I have been reading Christ and Apollo by William Lynch, S.J. (for more on Lynch, you can read John Kane's essay here) over the past week, and among the many insights Lynch brings to literary criticism (and life in general) is the notion that the great enemy of many writers (and their literary creations) is not necessarily “civilization,” not necessarily “this rotten system” (think of everyone from Holden Caulfield to Jack Keruoac), but in fact, time. Put more precisely, the project of many a famous writer has been to attempt to leap out of one’s own skin and attempt to see all of life’s moments at once,to exempt oneself from the limitations of time, to live in spite of time rather than through time. Lynch uses the example of Picasso’s Cubist paintings of violins (no one is too big to fail in Lynch’s writings—everyone from Edgar Allan Poe to Laurence Olivier gets speared!) as an analogy for the artistic attempt to step outside of time itself; the violin, which reveals itself differently from different perspectives, is instead depicted from every angle at once, meaning that the artist (and the audience) need not bother with the concept that time is needed to view the object from every angle.
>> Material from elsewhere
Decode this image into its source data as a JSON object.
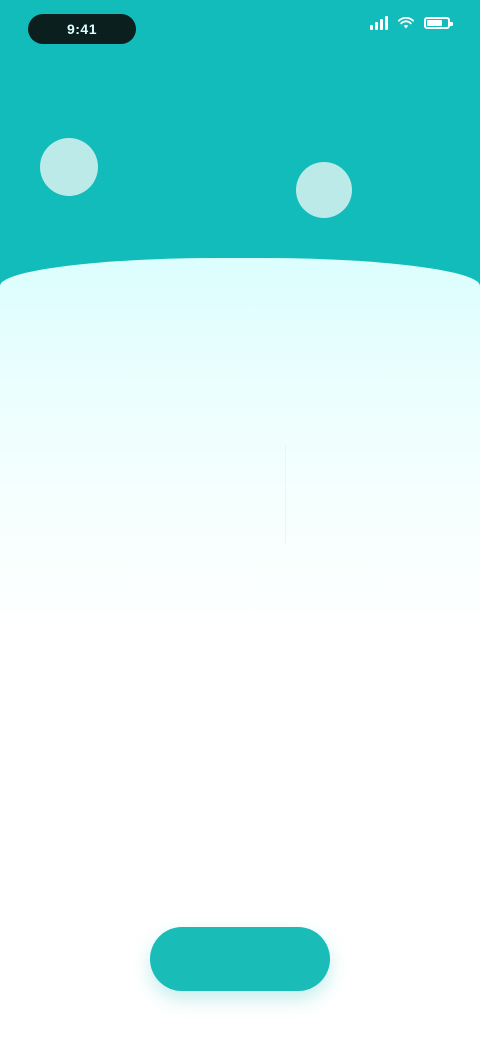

It’s not that we’re too busy to see the violin from every angle (maybe we are), but that we’ve managed to escape from the inescapable.
In the literary realm, Lynch identifies Proust, in A La Recherche du Temps Perdu, as the worst sinner in this regard, attempting always to stop the flux of time. From Christ and Apollo: “Instead of accepting the structure of time, which is essentially the structure of a thing perpetually in motion; instead of trying to see, with all the resources of genius, that such a movement might be leading somewhere; instead of exploring what will happen psychologically and spiritually once the movement is entered into fully—instead, this kind of artist rejects the possibility of beauty emerging from such insight.”
It is, Lynch says, an attempt to divorce intelligence from human reality. But where have we heard that before? Similar arguments take place in theology (and, for all I know, across the academic spectrum) about the desire and habit of phallocentric cultures to valorize the intellectual, the rational, the fleshless ideal, while fearing and/or dismissing the embodied, the emotional, the relational. The former characteristics are typed as “masculine”, while the latter are gendered “feminine,” at least in broad strokes (I am not at all convinced this typology works in any systematic way, but eh, you dance with the one that brung ya).
Is time masculine or feminine? Lynch would call it feminine, I suspect, because everything about embodied reality, about relational existence, about so many of the concepts we culturally type as “feminine,” is a matter of time, or closely interrelated with time. The desire to escape from time, on the other hand, is a conceit of the rational, the project of minds seeking to deny or dismiss embodied existence. And perhaps in that notion, that time itself is a “feminine” notion, and that much of our artistic imagination relies on a regrettable desire to escape from time, lies some of our literature’s love for the young man who can experience all things at once, and the habit (in literature, at least) of ridding the story of the young woman who reminds him that, despite what Jim Croce might sing, you can’t save time in a bottle.